If your test is successful, we can move on to checking the temperature of the GPU when it’s working hard. This will quickly tell you if your GPU cooling is sufficient or not.
Combine the stress test with a temperature test
Making sure that the GPU is running at the desired temperature range is of utmost importance when it comes to a GPU being able to work properly.
If you press the GPU-Z and GPU Shark buttons, some extra panels will open alongside Furmark with more information about your GPU. You will see the temperature of your GPU amongst the information.
If your overall GPU temperature exceeds the recommended maximum at any time, you will need to either replace the GPU cooler or find out what is wrong with the existing cooler and if it’s capable enough to keep your GPU cool after you have done everything you can.
If you are replacing your GPU cooler, don’t run the graphics card until it’s replaced. This will help avoid any further damage to the GPU.
Once you have an artifact free load test, combined with a healthy temperature range, you are then able to test the GPU for a longer period.
Run some GPU performance tests or play some games for a few hours
If you have made it this far, things are looking promising. All that needs to be done now, are some longer tests to make sure that the GPU’s stability can be sustained after being used for a few hours.
If you don’t have a favorite game you love playing on hand, download the free version of Benchmark Heaven.
Keep running it for a minimum of about 2 hours. Keep an eye out for any anomalies or artifacts that could indicate a faulty GPU.
Examples of artifacts would be weird colors breaking up in some frames while the testing is being carried out. Also look out for massive frame drops which could indicate a cooling problem.
If you encounter any strange images within the test, it might mean that there is something defective with the video card.
Another possibility, is a faulty or old power supply.
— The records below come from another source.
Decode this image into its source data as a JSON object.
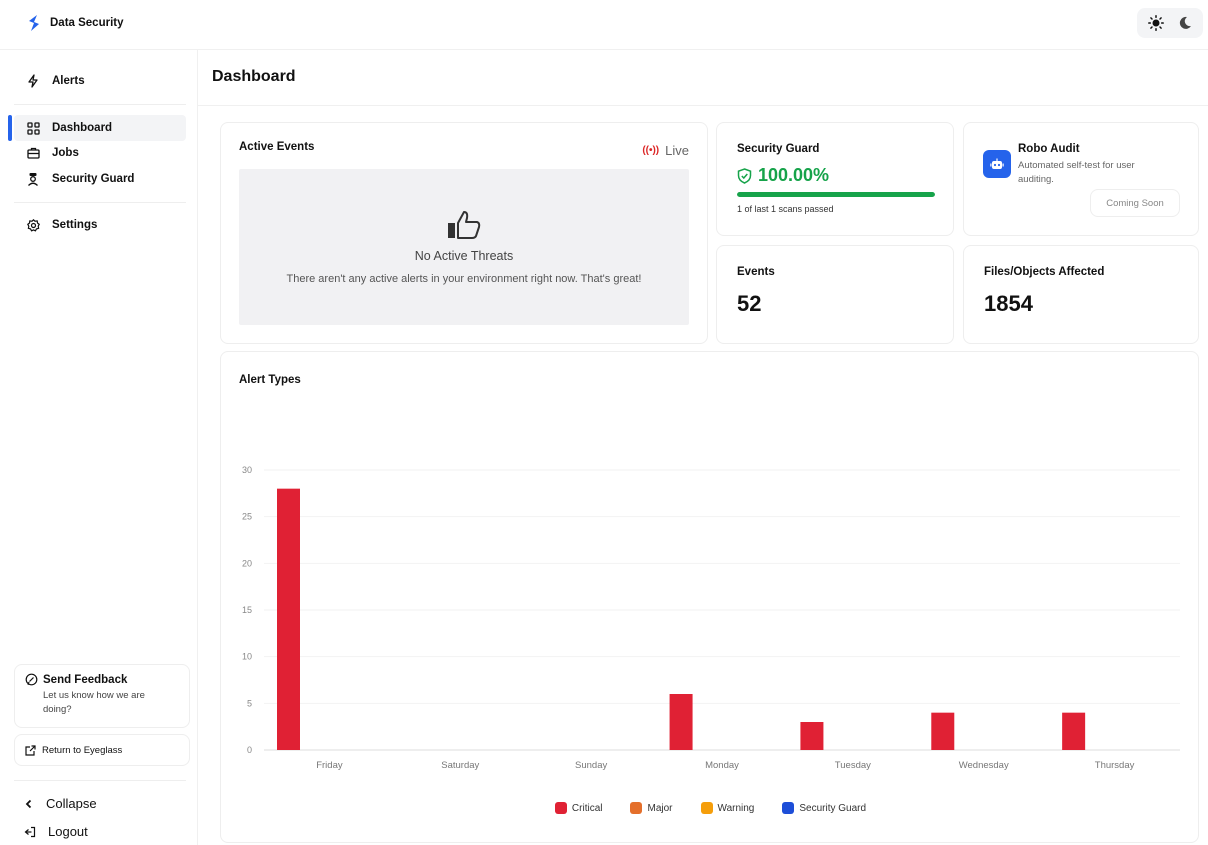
{
  "app": {
    "title": "Data Security"
  },
  "sidebar": {
    "alerts": "Alerts",
    "items": [
      {
        "label": "Dashboard",
        "icon": "grid-icon",
        "active": true
      },
      {
        "label": "Jobs",
        "icon": "briefcase-icon"
      },
      {
        "label": "Security Guard",
        "icon": "guard-icon"
      }
    ],
    "settings": "Settings",
    "feedback": {
      "title": "Send Feedback",
      "subtitle": "Let us know how we are doing?"
    },
    "return_link": "Return to Eyeglass",
    "collapse": "Collapse",
    "logout": "Logout"
  },
  "page": {
    "title": "Dashboard"
  },
  "active_events": {
    "title": "Active Events",
    "live_label": "Live",
    "empty_title": "No Active Threats",
    "empty_subtitle": "There aren't any active alerts in your environment right now. That's great!"
  },
  "security_guard": {
    "title": "Security Guard",
    "value": "100.00%",
    "progress": 1.0,
    "note": "1 of last 1 scans passed",
    "color": "#16a34a"
  },
  "robo_audit": {
    "title": "Robo Audit",
    "subtitle": "Automated self-test for user auditing.",
    "button": "Coming Soon"
  },
  "events": {
    "label": "Events",
    "value": "52"
  },
  "files": {
    "label": "Files/Objects Affected",
    "value": "1854"
  },
  "chart_data": {
    "type": "bar",
    "title": "Alert Types",
    "categories": [
      "Friday",
      "Saturday",
      "Sunday",
      "Monday",
      "Tuesday",
      "Wednesday",
      "Thursday"
    ],
    "series": [
      {
        "name": "Critical",
        "color": "#e02134",
        "values": [
          28,
          0,
          0,
          6,
          3,
          4,
          4
        ]
      },
      {
        "name": "Major",
        "color": "#e46f2b",
        "values": [
          0,
          0,
          0,
          0,
          0,
          0,
          0
        ]
      },
      {
        "name": "Warning",
        "color": "#f59e0b",
        "values": [
          0,
          0,
          0,
          0,
          0,
          0,
          0
        ]
      },
      {
        "name": "Security Guard",
        "color": "#1d4ed8",
        "values": [
          0,
          0,
          0,
          0,
          0,
          0,
          0
        ]
      }
    ],
    "yticks": [
      0,
      5,
      10,
      15,
      20,
      25,
      30
    ],
    "ylim": [
      0,
      30
    ],
    "grid": true,
    "legend": "bottom"
  }
}
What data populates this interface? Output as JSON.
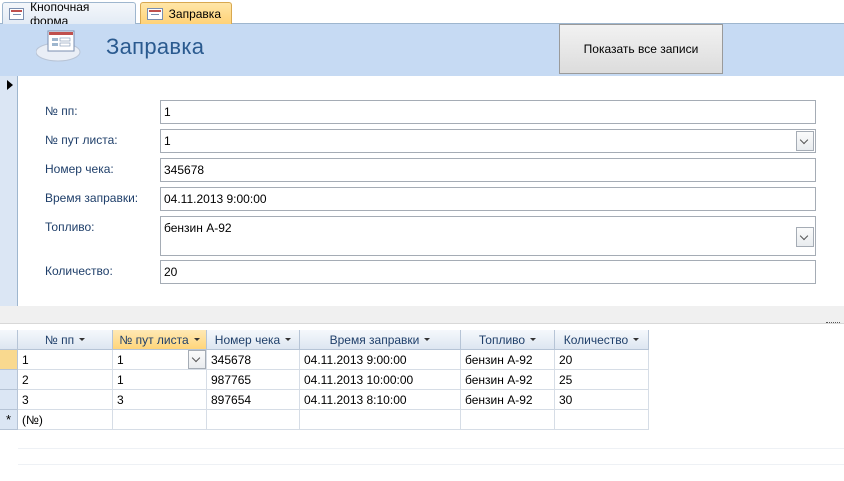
{
  "tabs": [
    {
      "label": "Кнопочная форма",
      "icon": "form-icon"
    },
    {
      "label": "Заправка",
      "icon": "form-icon",
      "active": true
    }
  ],
  "header": {
    "title": "Заправка",
    "show_all_button": "Показать все записи"
  },
  "form": {
    "fields": [
      {
        "label": "№ пп:",
        "value": "1"
      },
      {
        "label": "№ пут листа:",
        "value": "1"
      },
      {
        "label": "Номер чека:",
        "value": "345678"
      },
      {
        "label": "Время заправки:",
        "value": "04.11.2013 9:00:00"
      },
      {
        "label": "Топливо:",
        "value": "бензин А-92"
      },
      {
        "label": "Количество:",
        "value": "20"
      }
    ]
  },
  "datasheet": {
    "columns": [
      "№ пп",
      "№ пут листа",
      "Номер чека",
      "Время заправки",
      "Топливо",
      "Количество"
    ],
    "rows": [
      [
        "1",
        "1",
        "345678",
        "04.11.2013 9:00:00",
        "бензин А-92",
        "20"
      ],
      [
        "2",
        "1",
        "987765",
        "04.11.2013 10:00:00",
        "бензин А-92",
        "25"
      ],
      [
        "3",
        "3",
        "897654",
        "04.11.2013 8:10:00",
        "бензин А-92",
        "30"
      ]
    ],
    "new_row_marker": "*",
    "new_row_value": "(№)"
  },
  "colors": {
    "header_bg": "#c6daf3",
    "title_color": "#2a5a8f",
    "active_tab": "#ffd277"
  }
}
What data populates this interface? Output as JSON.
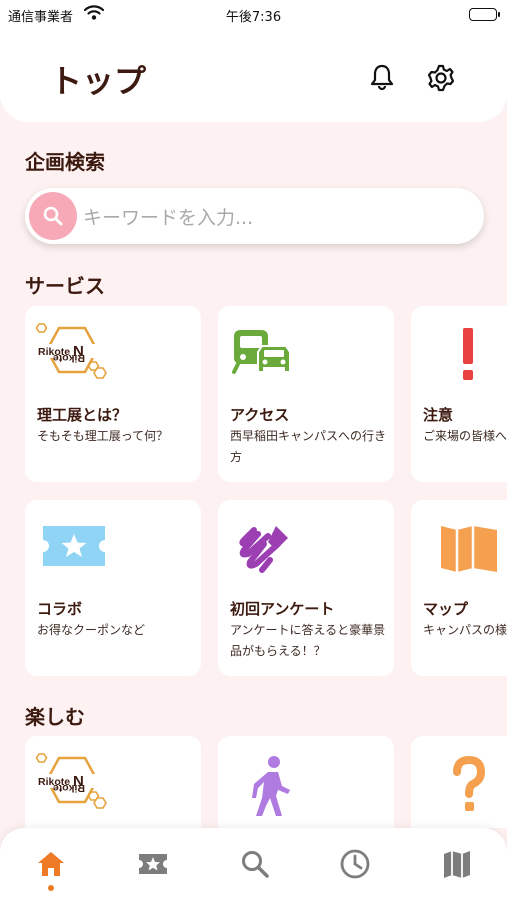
{
  "status_bar": {
    "carrier": "通信事業者",
    "time": "午後7:36"
  },
  "header": {
    "title": "トップ",
    "icons": [
      "bell-icon",
      "gear-icon"
    ]
  },
  "search_section": {
    "title": "企画検索",
    "placeholder": "キーワードを入力..."
  },
  "services": {
    "title": "サービス",
    "row1": [
      {
        "name": "理工展とは？",
        "desc": "そもそも理工展って何？",
        "icon": "rikoten-logo"
      },
      {
        "name": "アクセス",
        "desc": "西早稲田キャンパスへの行き方",
        "icon": "transit-icon"
      },
      {
        "name": "注意",
        "desc": "ご来場の皆様へ注意事項",
        "icon": "exclamation-icon"
      }
    ],
    "row2": [
      {
        "name": "コラボ",
        "desc": "お得なクーポンなど",
        "icon": "coupon-icon"
      },
      {
        "name": "初回アンケート",
        "desc": "アンケートに答えると豪華景品がもらえる！？",
        "icon": "draw-icon"
      },
      {
        "name": "マップ",
        "desc": "キャンパスの様子",
        "icon": "map-icon"
      }
    ]
  },
  "enjoy": {
    "title": "楽しむ",
    "icons": [
      "rikoten-logo",
      "walk-icon",
      "question-icon"
    ]
  },
  "bottom_nav": [
    "home-icon",
    "ticket-star-icon",
    "search-icon",
    "clock-icon",
    "map-icon"
  ],
  "colors": {
    "background": "#fdf1f1",
    "text": "#3d1a10",
    "search_accent": "#f7a9b7",
    "nav_active": "#ef7a26",
    "transit": "#6aaa3a",
    "alert": "#e8413f",
    "coupon": "#8fd3f5",
    "draw": "#9b3fb3",
    "map": "#f4a04e",
    "walk": "#b07be0",
    "question": "#f4a04e",
    "logo": "#e6a23c"
  }
}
Because the graphics card uses more power when it’s under load, the extra consuption of power from the power supply puts extra load on the power supply, thus resulting in a possible fault.
If you have another graphics card, or another power supply, you could swap either one of them out and rerun some tests to see if the fault clears.
While a stress test with a temperature test can can give you an indication about whether or not a GPU is working properly, it is only a surface level test.
Performing longer tests is of equal importance. If you don’t know the history of the graphics card, absolutely anything could have been inflicted that it had to endure to damage it in a way that cannot be obvious at first glance.
Adding an aftermarket cooler to an older card is not a bad idea at all. It will not only improve the cooling of the GPU, but it will also ensure that it won’t overheat and cause damage.
Testing is your friend and always take your time when trying to establish the condition of a GPU.